Self-reported action based on advertising exceeds trust by more than double digits for ads served in search engine results, ads on social networks and text ads on mobile phones.
Humorous ads resonate most in strongly in Western markets; health-themed ads are rated highest in Latin America; and ads depicting real-life situations are most appealing in Asia-Pacific and Africa/Middle East.
High-energy/action advertising themes resonate more with younger respondents, while pets/animal- centered ads resonate more with older respondents.
WPP announces that its wholly owned operating company Cohn & Wolfe, a leading brand communications agency, has agreed to acquire a majority stake in Six Degrees PR, a full-service public relations agency, and its content and integrated marketing subsidiary Alphabet Consulting.
Founded in 2009 and with offices in Delhi, Mumbai and Bangalore, Six Degrees has extensive public relations, public affairs, crisis management and digital media experience. The agency also delivers content and integrated marketing campaigns through Alphabet Consulting. Clients include regional and multinational companies such as Amadeus, Cushman & Wakefield, Dalmia Bharat Group, Hughes, Ingersoll Rand and Nokia.

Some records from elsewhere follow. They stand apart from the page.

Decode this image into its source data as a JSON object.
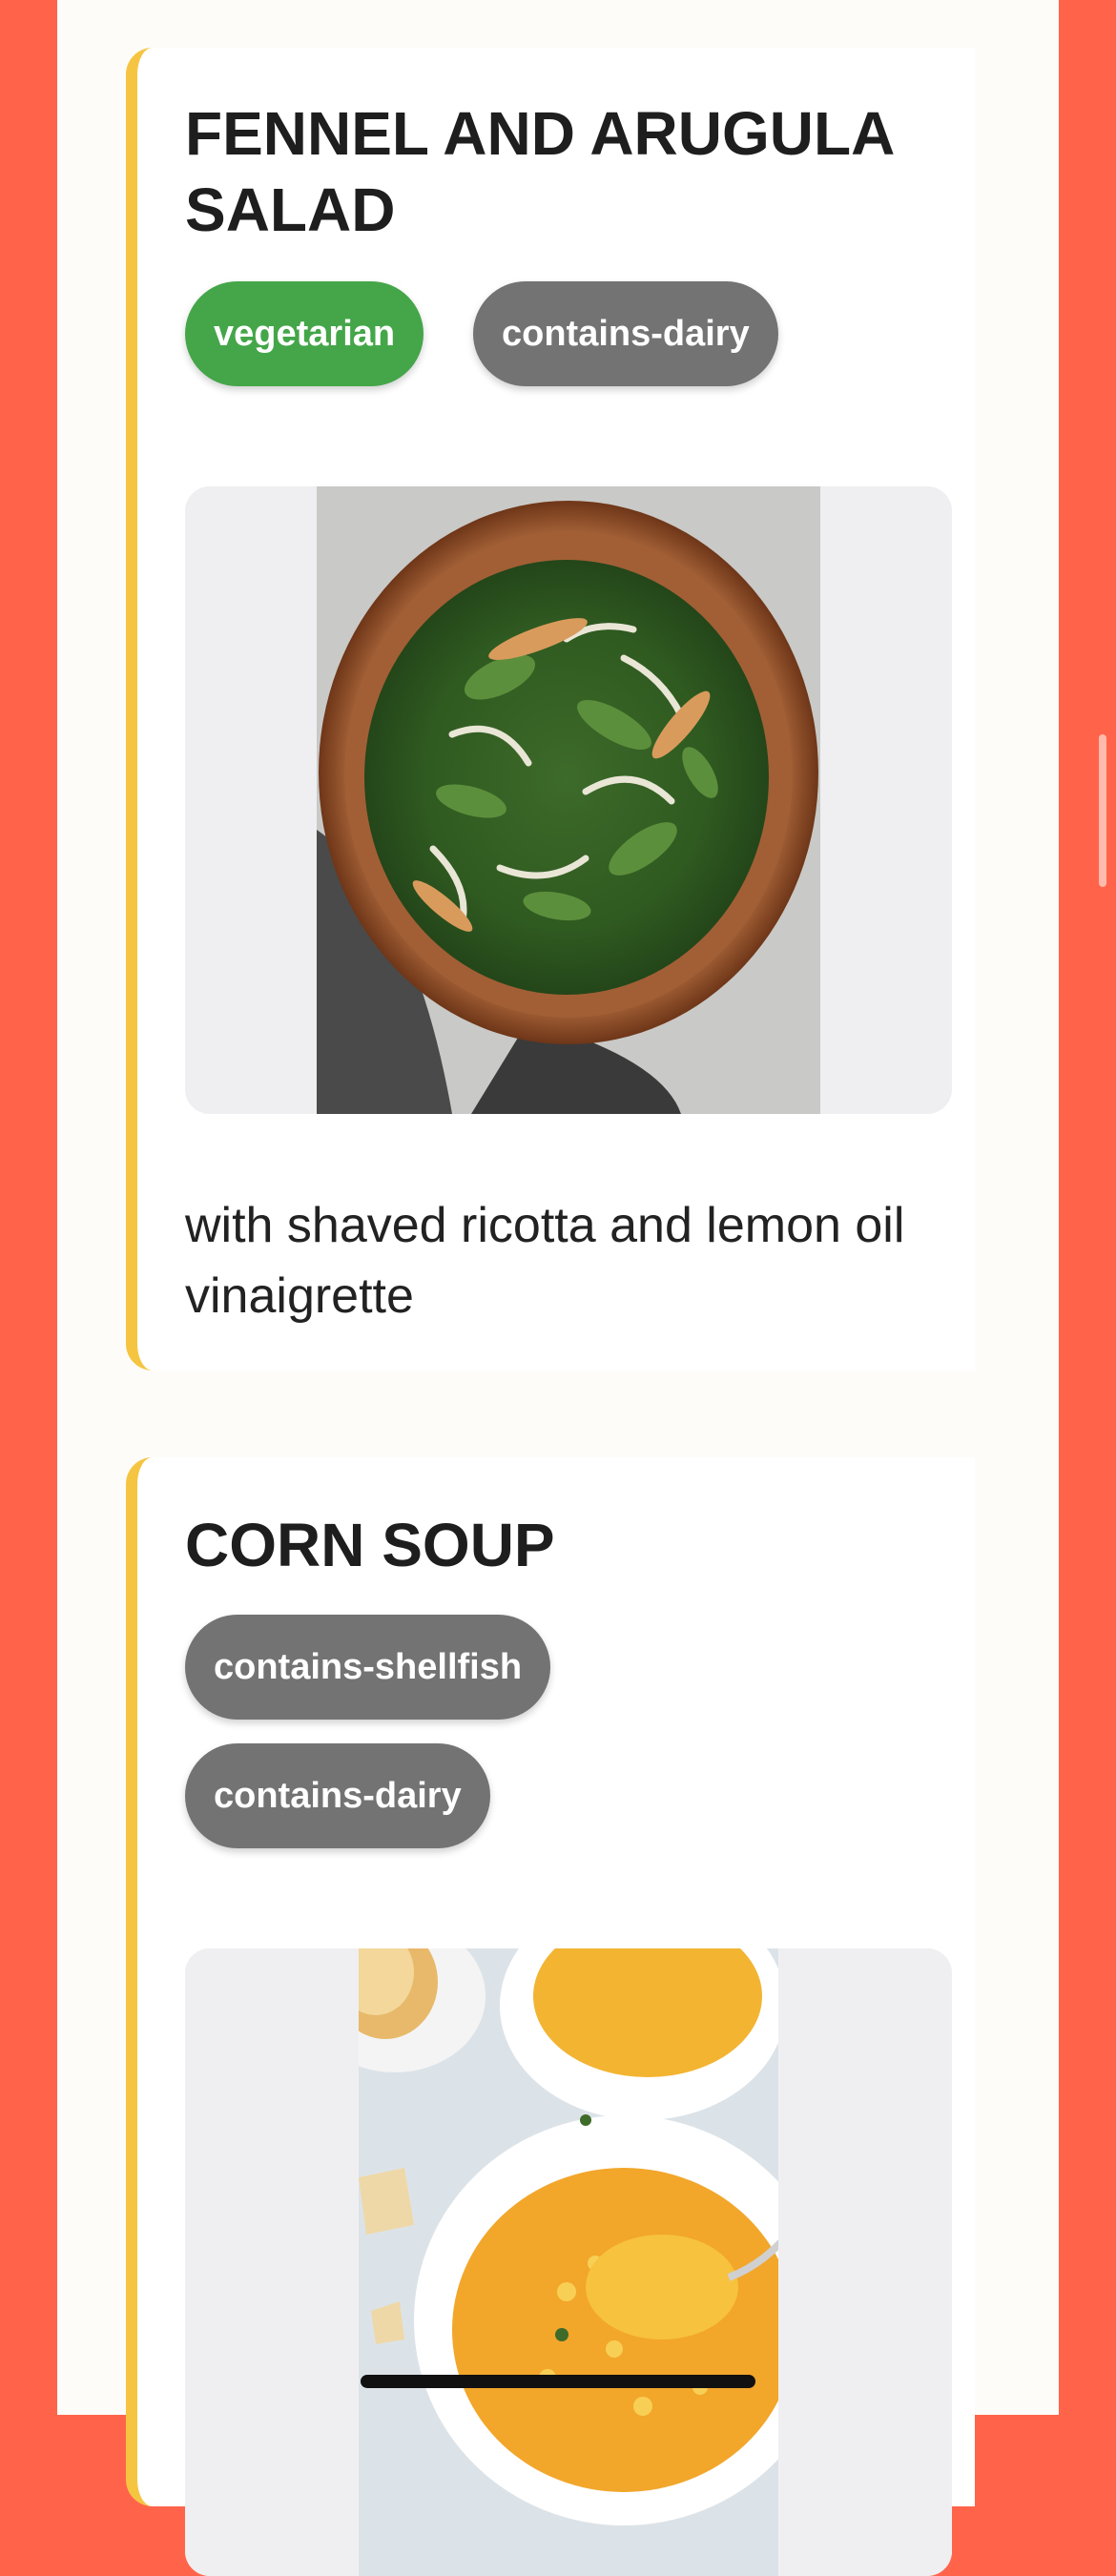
{
  "recipes": [
    {
      "title": "FENNEL AND ARUGULA SALAD",
      "tags": [
        {
          "label": "vegetarian",
          "color": "#44A649"
        },
        {
          "label": "contains-dairy",
          "color": "#737373"
        }
      ],
      "image": "salad-bowl-image",
      "description": "with shaved ricotta and lemon oil vinaigrette"
    },
    {
      "title": "CORN SOUP",
      "tags": [
        {
          "label": "contains-shellfish",
          "color": "#737373"
        },
        {
          "label": "contains-dairy",
          "color": "#737373"
        }
      ],
      "image": "corn-soup-image"
    }
  ],
  "colors": {
    "background": "#FF644B",
    "page": "#FDFCF9",
    "card_accent": "#F5C542"
  }
}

This acquisition marks a further step towards WPP's declared goal of developing its networks in fast growing markets and sectors. In India, WPP companies (including associates) generate revenues of over US$500 million and employ approximately 14,000 people. In the Asia Pacific region, WPP companies (including associates) generate revenues of US$5 billion and employ around 50,000 people. Collectively WPP's public relations and public affairs agencies (including associates and investments) generate revenues of US$2 billion worldwide and employ 11,000 people